The US operators are leading the field in testing drone-based technologies to improve their networks, whether by installing or inspecting equipment on a tower (AT&T) or using the drones to carry small cells. This is the focus of a new test by Sprint, which has been extending the reach of its 2.5 GHz LTE network using “aerial small cells”.
These devices consist of a Magic Box small cell from Airspan, one of Sprint’s main suppliers in this area, mounted on a drone from CyPhy Works. It can extend the network’s range by up to 10 square miles, Sprint said, following initial tests in Midlothian, Texas, near Dallas.

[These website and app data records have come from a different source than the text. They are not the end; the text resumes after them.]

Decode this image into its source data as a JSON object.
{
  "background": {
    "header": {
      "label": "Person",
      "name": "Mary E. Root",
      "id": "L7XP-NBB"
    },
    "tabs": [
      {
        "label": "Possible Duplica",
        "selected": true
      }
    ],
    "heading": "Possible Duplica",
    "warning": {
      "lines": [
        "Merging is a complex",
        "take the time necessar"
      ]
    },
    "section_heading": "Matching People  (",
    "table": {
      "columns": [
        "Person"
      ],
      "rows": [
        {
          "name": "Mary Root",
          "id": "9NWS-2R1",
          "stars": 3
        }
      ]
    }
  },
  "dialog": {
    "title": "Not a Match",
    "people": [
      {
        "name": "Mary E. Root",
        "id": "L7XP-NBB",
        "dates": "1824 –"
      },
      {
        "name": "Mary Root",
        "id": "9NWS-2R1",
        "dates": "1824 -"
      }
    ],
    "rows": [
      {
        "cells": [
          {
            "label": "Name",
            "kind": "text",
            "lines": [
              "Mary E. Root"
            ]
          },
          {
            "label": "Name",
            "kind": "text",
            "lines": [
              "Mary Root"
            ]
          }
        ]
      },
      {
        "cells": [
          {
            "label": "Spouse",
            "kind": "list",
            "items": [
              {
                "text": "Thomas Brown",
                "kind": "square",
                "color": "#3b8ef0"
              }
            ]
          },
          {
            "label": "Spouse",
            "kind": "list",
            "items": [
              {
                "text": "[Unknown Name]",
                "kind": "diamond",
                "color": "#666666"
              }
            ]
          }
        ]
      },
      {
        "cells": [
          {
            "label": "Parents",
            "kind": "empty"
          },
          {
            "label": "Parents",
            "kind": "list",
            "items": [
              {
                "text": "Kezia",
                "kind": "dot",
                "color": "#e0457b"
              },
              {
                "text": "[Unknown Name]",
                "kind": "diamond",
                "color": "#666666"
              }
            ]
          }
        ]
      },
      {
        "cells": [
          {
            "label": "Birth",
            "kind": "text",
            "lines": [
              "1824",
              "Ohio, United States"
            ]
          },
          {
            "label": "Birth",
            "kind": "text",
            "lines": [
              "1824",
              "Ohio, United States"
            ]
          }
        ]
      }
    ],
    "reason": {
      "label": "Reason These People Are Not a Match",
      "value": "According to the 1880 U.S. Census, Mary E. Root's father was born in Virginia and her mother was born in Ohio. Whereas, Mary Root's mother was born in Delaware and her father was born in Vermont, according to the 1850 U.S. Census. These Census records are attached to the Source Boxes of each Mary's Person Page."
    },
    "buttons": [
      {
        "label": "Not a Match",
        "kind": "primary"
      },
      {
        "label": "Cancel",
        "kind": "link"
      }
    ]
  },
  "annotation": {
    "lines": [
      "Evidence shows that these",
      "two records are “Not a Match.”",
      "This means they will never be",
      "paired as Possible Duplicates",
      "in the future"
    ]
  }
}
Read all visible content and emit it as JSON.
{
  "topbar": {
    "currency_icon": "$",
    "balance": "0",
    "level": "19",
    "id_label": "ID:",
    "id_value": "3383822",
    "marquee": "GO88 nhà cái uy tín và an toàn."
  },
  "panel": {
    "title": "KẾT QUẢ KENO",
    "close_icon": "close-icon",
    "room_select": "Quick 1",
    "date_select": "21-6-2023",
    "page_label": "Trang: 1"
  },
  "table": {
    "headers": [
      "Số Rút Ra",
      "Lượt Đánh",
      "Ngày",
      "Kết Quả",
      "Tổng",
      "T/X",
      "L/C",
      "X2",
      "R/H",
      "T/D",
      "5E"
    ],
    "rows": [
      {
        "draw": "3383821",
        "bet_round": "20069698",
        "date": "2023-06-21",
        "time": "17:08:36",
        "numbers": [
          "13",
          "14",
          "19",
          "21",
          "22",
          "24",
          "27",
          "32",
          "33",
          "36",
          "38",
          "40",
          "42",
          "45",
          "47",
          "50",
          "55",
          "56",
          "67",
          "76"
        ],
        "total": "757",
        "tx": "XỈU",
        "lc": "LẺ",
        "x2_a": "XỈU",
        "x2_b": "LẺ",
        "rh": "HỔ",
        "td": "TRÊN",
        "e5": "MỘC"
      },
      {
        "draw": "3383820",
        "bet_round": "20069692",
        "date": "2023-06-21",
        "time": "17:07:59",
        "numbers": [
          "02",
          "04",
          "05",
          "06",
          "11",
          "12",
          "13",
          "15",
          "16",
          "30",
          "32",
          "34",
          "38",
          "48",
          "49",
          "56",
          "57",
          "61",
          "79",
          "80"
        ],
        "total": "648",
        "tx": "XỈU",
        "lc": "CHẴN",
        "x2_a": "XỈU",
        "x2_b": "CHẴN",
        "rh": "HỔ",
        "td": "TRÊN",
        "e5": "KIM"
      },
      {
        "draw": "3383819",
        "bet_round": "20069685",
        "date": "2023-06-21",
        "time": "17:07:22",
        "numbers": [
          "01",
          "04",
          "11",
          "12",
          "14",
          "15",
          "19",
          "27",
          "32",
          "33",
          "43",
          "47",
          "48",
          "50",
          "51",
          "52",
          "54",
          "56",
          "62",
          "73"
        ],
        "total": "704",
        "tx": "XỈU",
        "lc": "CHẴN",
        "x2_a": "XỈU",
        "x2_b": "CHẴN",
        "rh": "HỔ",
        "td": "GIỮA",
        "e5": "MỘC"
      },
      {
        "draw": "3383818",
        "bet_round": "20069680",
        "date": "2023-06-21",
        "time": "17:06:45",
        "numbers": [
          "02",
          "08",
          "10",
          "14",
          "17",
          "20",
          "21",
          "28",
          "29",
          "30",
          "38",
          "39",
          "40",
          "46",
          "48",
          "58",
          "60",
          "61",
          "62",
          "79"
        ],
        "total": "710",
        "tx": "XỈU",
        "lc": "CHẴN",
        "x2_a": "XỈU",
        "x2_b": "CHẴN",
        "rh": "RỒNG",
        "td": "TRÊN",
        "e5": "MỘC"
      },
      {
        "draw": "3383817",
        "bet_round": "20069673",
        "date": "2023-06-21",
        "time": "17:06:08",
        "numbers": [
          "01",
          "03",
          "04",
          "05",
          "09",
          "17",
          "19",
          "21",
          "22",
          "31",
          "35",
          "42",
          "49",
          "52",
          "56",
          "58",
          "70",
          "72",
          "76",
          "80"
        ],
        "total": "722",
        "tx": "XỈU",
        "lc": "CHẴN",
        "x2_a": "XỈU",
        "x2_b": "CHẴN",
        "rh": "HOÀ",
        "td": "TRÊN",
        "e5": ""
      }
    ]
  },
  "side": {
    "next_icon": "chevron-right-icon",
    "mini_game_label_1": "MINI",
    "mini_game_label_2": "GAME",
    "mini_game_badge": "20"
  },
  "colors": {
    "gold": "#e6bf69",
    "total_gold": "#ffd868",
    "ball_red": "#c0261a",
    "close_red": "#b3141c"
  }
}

Like more conventionally mounted Magic Boxes, this one can connect to mobile devices directly, or to a nearby cell site or cell-on-wheels, up to six miles away. It can support both access and backhaul from the same unit. The flying cell/cell-on-wheels combination could be powerful in delivering connectivity to very remote areas, or in the wake of an emergency such as a hurricane, or to support temporary networks at events.